- 3,328 people were killed in 2012 as the result of distracted driving
- 421,000 people were injured in 2012 as the result of distracted driving
- People are 23 times more likely to have an accident if they are texting while driving
- A texting driver is 6 times more likely to have an accident than a DRUNK driver
- 23% of all accidents involved the use of cell phones while driving
Texting and driving is exceedingly dangerous. Texting is the worst form of distracted driving because it involves visual, cognitive and manual involvement on the part of the driver. This level of distraction causes the driver to take his or her eyes and concentration off of the road for an average of 5 seconds per text.
Obviously this is even more alarming when the distracted driver is operating an 18 wheeler or a large passenger bus.
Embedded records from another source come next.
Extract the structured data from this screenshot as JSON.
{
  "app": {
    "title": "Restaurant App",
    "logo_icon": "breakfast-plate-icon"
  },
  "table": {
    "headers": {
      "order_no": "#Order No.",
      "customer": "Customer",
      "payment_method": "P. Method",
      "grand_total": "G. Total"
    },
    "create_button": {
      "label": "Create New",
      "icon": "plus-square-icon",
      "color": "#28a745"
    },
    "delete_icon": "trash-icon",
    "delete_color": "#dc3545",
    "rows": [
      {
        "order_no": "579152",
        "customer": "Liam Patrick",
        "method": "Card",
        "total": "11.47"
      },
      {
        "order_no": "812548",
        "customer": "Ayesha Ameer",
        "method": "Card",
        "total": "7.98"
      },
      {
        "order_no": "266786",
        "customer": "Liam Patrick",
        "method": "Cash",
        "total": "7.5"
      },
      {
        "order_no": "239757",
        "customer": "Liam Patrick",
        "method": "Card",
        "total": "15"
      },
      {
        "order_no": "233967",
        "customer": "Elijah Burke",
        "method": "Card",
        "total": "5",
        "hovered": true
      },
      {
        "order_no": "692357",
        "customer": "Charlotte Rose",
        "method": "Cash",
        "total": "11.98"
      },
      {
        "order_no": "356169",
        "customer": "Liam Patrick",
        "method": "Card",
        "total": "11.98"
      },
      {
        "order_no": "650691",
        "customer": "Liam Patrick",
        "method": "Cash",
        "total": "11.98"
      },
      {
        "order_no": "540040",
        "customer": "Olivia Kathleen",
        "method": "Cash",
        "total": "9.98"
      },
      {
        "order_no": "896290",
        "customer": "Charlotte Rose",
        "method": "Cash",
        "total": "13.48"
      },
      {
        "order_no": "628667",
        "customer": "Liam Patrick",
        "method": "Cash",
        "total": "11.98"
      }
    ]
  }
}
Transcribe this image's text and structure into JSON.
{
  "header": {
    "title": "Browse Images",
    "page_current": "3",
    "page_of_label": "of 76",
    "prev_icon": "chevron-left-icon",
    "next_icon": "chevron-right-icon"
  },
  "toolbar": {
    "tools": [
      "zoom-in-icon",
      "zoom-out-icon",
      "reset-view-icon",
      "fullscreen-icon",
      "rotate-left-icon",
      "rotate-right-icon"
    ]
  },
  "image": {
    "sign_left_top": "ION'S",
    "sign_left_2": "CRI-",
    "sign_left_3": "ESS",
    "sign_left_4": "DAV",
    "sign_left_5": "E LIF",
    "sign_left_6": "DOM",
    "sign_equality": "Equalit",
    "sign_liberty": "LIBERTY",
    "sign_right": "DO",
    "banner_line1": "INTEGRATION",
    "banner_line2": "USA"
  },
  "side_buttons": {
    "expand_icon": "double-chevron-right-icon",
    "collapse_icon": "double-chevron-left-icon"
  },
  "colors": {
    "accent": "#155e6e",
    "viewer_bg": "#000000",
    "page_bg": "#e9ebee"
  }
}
The truck or bus will travel about 600 to 650 feet without driver supervision on a highway or expressway during a single text message, leaving the commercial driver (and all other surrounding drivers) very little time to react to an emergent situation.
Texting and driving is illegal in most states, but the federal ban on texting applies to all fifty states. The ban applies to all Commercial Motor Vehicles (CMVs) which are defined as:
- Vehicles with a gross weight of 10,000 pounds
- Vehicles designed or used for more than 8 people including the driver for compensation
- Vehicles designed or used for more than 15 people NOT for compensation
- Vehicles transporting any quantity of hazardous materials
The ban does not apply to federal/state local government CMVs EXCEPT for:
- School bus drivers
- Drivers of vehicles of 9 to 15 people not for compensation
The texting ban (Section 392.80) of the Federal Motor Carrier Safety Regulations states:
- "No driver shall engage in texting while driving"
- "No motor carrier shall allow or require its drivers to text while driving"
Penalties for texting and driving can result in fines for the driver and for the trucking companies and disqualifications or suspensions for drivers. While the penalties will dissuade some CMV drivers from texting, there are still truck and bus operators out on our highways who risk their life and the lives of other motorists by continuing to text and drive.
Lawsuits for Truck Accidents Caused By Texting
The owners and operators of tractor trailers, semis, and buses need to be held accountable for the risks they take when texting and driving causes injury and/or death to other drivers or pedestrians. Therefore, it is critical that victims of such crashes understand their legal rights. An experienced attorney can aid victims in the legal complexities of an accident involving a bus or semi/tractor trailer in Kentucky. Damages resulting from a commercial vehicle accident may include current and future medical expenses, rehabilitation costs, automobile damage or replacement costs, lost wages, and pain and suffering.
Contact Brett Oppenheimer, a Kentucky lawyer, if you would like to discuss your potential case. Email or call Brett with questions at his Louisville office at (502) 242-8877.